═══ Data to process ═══

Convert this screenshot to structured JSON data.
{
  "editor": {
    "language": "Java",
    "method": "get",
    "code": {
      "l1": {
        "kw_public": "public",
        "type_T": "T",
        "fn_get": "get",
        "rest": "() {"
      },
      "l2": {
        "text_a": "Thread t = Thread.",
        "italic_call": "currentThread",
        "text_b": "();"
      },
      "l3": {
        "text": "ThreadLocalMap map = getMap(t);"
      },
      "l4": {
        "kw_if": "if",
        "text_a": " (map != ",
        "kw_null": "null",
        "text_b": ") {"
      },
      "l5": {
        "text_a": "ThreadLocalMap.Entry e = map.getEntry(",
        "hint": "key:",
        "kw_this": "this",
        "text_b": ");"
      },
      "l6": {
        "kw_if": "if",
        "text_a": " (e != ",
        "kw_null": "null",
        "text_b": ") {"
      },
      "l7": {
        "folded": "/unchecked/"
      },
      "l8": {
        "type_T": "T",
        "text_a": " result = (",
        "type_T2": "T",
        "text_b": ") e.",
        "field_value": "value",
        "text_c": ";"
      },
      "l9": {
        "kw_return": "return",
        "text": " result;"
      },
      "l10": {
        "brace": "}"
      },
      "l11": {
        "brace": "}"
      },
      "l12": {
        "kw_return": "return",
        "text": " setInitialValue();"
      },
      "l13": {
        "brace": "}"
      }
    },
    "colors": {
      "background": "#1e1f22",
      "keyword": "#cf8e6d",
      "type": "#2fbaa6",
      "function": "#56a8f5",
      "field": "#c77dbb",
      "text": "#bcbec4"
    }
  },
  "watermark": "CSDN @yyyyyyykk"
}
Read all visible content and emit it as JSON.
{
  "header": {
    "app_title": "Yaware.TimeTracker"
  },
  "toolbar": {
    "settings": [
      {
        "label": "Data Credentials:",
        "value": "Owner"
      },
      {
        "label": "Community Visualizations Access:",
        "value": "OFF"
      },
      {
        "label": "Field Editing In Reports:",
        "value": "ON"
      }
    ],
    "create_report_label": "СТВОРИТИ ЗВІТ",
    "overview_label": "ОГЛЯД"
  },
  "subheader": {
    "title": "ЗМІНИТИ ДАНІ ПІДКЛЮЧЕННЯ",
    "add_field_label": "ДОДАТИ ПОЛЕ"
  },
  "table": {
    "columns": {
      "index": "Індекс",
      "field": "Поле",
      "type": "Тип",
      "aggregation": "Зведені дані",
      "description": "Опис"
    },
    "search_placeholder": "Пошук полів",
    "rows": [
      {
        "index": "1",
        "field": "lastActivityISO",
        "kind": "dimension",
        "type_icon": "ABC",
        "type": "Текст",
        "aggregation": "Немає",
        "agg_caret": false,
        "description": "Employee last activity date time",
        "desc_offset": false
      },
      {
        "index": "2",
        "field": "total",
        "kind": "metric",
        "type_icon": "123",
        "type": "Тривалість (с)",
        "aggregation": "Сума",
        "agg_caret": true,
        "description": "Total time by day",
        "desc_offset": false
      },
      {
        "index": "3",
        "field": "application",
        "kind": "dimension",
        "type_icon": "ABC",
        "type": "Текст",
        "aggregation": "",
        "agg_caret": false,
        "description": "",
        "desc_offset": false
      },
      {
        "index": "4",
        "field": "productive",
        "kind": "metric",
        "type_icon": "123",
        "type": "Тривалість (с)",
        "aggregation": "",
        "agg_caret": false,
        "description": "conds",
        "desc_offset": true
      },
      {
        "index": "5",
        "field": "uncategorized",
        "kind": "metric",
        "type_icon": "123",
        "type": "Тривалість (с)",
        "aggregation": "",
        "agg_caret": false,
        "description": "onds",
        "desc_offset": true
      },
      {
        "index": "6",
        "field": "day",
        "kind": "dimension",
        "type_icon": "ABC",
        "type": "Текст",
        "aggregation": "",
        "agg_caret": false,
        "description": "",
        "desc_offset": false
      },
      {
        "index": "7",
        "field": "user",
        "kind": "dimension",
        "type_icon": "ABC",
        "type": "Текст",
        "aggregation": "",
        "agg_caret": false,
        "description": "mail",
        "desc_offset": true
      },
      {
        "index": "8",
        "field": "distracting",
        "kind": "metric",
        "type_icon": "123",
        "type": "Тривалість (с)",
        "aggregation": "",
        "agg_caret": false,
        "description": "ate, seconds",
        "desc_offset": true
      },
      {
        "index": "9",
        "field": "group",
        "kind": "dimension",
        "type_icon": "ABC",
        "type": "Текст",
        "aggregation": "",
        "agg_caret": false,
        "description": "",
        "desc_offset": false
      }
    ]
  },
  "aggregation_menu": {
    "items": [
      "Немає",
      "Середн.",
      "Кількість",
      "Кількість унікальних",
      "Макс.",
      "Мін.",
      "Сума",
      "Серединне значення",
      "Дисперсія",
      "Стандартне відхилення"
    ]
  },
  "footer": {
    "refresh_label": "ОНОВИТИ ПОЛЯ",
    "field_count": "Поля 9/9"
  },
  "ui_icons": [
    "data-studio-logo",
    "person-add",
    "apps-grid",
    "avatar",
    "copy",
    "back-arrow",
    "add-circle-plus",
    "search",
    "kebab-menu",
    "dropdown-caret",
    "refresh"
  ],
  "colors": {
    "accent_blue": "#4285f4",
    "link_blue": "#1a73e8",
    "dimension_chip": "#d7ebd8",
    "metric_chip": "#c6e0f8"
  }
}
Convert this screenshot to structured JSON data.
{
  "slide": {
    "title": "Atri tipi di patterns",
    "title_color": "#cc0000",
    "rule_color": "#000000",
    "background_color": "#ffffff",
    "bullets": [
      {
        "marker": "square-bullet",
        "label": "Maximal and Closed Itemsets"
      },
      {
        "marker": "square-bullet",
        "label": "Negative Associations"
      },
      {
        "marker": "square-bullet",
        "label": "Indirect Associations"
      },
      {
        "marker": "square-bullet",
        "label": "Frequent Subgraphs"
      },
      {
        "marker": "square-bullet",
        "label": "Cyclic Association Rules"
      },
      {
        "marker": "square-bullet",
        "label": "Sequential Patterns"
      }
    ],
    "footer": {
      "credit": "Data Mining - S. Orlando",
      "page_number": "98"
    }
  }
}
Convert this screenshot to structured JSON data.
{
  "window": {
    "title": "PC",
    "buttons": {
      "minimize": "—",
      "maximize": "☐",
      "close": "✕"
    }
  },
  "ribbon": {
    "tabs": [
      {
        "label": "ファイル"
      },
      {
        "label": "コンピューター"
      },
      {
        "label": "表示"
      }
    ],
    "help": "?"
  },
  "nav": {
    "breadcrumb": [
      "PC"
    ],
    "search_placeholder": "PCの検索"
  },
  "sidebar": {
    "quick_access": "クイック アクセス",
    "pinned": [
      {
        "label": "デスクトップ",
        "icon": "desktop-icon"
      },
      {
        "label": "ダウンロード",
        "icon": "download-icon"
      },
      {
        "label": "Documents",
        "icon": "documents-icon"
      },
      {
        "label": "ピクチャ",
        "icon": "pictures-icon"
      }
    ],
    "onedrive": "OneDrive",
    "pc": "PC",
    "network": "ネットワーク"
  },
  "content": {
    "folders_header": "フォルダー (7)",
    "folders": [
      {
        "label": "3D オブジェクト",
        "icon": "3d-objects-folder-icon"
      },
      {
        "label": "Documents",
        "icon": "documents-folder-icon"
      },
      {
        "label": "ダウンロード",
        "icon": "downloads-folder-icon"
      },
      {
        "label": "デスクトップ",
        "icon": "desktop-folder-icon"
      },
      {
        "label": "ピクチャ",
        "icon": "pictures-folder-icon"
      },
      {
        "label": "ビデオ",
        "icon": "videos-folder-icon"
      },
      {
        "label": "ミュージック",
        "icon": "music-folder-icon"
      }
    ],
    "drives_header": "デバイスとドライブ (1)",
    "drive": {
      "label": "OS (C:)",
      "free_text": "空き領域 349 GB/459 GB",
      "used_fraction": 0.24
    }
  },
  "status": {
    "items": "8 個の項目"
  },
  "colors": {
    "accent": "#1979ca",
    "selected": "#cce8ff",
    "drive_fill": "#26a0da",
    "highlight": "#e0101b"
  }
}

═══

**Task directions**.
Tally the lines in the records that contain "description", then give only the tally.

**Output of the task**.
10